ENTRIES SUPPLIED START

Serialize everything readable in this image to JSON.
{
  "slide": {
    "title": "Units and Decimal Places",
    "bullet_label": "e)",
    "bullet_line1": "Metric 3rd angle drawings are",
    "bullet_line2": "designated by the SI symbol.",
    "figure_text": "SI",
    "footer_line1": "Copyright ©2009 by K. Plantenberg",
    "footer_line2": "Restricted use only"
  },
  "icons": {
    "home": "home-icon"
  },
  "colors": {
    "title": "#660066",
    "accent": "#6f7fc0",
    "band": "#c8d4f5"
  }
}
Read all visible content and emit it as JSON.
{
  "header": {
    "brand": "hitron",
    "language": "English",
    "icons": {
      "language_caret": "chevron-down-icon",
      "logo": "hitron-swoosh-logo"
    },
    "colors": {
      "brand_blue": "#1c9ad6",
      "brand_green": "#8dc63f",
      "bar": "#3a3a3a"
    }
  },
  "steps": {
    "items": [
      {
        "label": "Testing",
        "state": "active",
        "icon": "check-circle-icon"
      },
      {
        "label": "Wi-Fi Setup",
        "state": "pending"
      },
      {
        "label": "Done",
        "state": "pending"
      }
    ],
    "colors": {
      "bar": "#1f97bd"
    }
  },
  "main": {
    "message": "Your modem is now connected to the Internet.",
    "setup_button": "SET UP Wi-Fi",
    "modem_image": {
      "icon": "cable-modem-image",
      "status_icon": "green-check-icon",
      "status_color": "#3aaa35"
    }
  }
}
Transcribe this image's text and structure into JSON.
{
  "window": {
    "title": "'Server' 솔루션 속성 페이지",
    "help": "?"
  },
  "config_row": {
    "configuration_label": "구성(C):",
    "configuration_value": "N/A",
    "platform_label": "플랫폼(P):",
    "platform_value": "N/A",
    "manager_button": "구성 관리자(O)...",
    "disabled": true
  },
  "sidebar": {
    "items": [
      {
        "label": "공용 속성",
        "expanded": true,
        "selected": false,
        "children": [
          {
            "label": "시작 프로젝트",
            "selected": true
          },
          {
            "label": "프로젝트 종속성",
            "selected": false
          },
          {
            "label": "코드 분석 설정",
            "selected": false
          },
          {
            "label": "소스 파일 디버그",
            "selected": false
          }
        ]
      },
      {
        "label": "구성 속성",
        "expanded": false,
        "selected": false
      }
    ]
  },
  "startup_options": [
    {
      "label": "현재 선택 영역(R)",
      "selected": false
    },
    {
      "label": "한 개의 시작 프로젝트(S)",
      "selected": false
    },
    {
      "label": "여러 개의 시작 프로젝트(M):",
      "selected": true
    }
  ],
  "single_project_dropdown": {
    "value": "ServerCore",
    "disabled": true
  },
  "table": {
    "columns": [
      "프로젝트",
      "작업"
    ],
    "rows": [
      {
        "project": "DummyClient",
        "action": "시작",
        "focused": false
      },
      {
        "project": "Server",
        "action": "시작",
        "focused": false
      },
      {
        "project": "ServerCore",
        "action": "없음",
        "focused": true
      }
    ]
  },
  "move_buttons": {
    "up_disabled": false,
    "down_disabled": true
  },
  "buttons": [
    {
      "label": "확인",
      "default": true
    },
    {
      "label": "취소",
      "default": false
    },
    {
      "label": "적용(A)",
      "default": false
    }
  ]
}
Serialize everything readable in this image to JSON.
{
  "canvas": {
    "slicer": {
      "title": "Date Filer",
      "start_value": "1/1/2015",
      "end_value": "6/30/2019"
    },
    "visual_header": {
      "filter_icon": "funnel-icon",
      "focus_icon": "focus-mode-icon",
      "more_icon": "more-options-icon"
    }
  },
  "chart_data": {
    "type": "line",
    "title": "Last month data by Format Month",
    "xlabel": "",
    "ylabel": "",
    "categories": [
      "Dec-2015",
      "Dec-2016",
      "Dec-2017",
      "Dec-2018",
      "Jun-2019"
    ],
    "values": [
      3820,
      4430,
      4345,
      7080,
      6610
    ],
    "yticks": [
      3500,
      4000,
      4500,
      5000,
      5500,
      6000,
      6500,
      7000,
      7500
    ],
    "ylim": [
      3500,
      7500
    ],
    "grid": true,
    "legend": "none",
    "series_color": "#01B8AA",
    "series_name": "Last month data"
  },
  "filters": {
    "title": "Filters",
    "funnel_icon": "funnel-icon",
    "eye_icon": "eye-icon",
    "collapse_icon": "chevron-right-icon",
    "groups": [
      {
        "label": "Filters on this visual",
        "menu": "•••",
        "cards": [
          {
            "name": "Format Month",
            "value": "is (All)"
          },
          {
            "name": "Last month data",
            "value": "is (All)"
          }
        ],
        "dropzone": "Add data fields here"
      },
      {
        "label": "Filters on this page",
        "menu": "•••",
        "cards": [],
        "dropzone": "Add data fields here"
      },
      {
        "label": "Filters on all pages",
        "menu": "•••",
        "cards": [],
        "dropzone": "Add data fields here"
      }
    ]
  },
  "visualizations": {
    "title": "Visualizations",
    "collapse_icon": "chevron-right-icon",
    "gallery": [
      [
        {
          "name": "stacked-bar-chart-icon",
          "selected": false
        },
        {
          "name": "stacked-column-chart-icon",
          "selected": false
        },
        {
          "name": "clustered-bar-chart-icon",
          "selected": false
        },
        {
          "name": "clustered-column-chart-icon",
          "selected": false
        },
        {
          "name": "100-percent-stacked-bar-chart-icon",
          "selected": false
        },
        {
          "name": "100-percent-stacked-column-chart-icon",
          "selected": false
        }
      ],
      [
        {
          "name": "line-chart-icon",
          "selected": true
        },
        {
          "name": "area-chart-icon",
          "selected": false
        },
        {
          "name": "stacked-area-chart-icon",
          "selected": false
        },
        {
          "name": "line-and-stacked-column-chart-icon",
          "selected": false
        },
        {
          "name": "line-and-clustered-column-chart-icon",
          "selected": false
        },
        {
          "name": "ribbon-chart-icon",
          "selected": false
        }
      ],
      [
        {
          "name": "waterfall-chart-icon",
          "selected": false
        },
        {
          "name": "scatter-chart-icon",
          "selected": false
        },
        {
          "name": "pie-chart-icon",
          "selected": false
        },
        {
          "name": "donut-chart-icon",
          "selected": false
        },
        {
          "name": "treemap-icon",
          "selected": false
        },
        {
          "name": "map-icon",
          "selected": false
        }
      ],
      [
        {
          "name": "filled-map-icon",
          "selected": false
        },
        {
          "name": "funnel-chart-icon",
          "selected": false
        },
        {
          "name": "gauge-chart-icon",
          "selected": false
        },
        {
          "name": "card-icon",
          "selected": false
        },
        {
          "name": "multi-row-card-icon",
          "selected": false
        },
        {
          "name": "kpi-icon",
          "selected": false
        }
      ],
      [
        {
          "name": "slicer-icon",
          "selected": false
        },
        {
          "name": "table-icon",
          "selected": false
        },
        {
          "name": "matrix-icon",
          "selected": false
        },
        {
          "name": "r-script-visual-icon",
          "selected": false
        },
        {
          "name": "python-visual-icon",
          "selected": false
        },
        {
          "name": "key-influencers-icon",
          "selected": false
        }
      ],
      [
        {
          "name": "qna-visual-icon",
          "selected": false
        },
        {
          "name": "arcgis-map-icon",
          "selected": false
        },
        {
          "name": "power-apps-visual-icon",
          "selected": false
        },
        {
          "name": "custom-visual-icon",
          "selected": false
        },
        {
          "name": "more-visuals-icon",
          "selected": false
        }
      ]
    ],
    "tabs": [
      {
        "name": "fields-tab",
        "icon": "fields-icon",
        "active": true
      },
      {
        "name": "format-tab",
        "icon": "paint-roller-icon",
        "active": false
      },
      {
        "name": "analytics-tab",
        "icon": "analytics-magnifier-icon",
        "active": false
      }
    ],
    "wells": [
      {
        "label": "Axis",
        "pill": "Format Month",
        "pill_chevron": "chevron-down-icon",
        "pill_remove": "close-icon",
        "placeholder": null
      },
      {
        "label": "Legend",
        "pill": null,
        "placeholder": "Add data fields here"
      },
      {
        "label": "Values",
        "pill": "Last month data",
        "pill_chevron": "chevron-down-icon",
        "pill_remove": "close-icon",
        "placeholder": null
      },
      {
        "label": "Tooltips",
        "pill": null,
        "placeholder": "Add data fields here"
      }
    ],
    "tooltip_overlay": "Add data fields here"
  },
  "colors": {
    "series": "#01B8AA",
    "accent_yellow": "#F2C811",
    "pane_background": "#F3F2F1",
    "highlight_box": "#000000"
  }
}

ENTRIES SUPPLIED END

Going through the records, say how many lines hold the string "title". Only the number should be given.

- [PROBLEM SOLUTION]: 7